Oil futures lost ground, but remained on track for weekly gains, with pressure tied to rising tensions between the US &China after Pres Trump imposed a sweeping but unspecified ban on dealings with the Chinese owners of consumer apps TikTok & WeChat.  West Texas Intermediate crude for Sep was down 71¢ (1.7%) at $41.24 a barrel, while Oct Brent crude fell 70¢ (1.6%) to $44.39 a barrel.   WTI had for a 2.5% weekly rise, while Brent is up 2.1%.  The pair of exec orders banning transactions with Chinese social-media companies signed by Trump yesterday take effect in 45 days.  Investors have remained fairly upbeat in the face of a reduction in production curbs by major producers that took effect on Aug 1.  Saudi Arabia yesterday lowered its official selling price (OSP) for crude into Asia & Europe by 30¢.  Analysts said the move came as a relief to traders who had feared a steeper cut in a bid to take market share from rivals.  A further decline in the number of US oil rigs did little to move prices in the PM.  Oil-field services firm Baker Hughes said the number of rigs fell by four this week to 176.  A lack of progress in talks between congressional Dems & the White House over additional coronavirus aid was also a potential weight on crude prices.

Oil lower as U.S.-China tensions mount, dollar rises

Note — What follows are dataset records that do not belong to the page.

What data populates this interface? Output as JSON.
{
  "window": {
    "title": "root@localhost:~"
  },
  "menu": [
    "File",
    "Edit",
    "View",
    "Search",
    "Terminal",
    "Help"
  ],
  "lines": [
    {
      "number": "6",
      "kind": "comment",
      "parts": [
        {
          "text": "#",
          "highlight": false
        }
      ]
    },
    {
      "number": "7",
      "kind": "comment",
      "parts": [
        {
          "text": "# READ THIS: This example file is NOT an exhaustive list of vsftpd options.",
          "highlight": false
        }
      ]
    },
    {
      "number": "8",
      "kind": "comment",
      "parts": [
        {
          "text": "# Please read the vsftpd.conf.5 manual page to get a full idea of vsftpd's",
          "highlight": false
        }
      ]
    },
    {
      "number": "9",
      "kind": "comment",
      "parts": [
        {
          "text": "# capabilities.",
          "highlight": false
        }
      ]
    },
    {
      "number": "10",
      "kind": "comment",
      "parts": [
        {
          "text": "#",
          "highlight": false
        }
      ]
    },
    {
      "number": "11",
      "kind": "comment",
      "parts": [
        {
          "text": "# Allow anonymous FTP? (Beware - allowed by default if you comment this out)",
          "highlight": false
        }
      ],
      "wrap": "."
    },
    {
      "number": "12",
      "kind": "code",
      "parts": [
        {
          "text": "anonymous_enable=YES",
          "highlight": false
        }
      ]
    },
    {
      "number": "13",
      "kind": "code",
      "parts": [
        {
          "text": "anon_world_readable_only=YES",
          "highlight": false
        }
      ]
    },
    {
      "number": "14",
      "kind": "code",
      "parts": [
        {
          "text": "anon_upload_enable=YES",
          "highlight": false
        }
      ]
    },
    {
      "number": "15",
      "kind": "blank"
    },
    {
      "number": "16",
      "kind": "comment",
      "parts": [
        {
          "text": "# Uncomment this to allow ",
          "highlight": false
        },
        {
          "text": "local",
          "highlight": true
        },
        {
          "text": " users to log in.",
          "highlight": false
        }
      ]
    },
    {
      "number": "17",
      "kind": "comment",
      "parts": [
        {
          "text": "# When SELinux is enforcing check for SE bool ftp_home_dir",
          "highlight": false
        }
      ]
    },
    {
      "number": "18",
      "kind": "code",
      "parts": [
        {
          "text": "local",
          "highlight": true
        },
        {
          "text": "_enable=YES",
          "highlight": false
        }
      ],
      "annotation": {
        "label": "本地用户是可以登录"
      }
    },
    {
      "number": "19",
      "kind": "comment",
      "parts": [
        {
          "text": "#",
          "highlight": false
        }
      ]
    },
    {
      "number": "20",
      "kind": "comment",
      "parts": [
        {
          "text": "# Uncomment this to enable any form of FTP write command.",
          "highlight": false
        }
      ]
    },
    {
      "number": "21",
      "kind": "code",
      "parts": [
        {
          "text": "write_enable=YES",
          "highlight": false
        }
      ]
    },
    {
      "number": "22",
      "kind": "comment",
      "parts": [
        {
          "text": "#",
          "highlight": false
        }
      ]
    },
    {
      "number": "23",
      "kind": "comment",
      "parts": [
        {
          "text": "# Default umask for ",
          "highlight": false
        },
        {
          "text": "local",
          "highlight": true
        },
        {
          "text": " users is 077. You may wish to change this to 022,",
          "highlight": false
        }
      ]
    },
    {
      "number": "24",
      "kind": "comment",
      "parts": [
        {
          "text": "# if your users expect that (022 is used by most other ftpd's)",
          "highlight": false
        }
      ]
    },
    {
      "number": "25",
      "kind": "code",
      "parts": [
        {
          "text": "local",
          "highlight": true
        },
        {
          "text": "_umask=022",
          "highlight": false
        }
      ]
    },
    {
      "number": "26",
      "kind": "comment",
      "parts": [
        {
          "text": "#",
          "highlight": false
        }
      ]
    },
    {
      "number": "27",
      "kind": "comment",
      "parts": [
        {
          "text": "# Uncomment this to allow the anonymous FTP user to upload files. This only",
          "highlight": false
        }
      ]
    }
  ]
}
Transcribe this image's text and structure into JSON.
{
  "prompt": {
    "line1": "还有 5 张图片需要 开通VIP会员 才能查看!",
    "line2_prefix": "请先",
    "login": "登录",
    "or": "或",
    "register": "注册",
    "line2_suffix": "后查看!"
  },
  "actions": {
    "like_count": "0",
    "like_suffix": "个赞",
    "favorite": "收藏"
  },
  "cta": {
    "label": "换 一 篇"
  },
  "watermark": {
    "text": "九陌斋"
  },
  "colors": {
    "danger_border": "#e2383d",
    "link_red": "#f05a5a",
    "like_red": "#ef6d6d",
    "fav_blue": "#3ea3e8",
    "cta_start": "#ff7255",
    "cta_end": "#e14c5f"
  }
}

Traders & investors are waiting to hear about the stimulus package.  As expected, it will come out after the deadline (assuming those guys in DC come out with something).  Trade tensions with China hurt tech stocks in the NAZ today, although they have had an excellent year already.  Speaking of excellent years, gold is still flying high even after today's retreat.  The Dow was flat this week while the NAZ was up 2%, setting a new record over 11K.  As mentioned previously, Aug is shaping up as an exciting time for stocks.

Dow Jones Industrials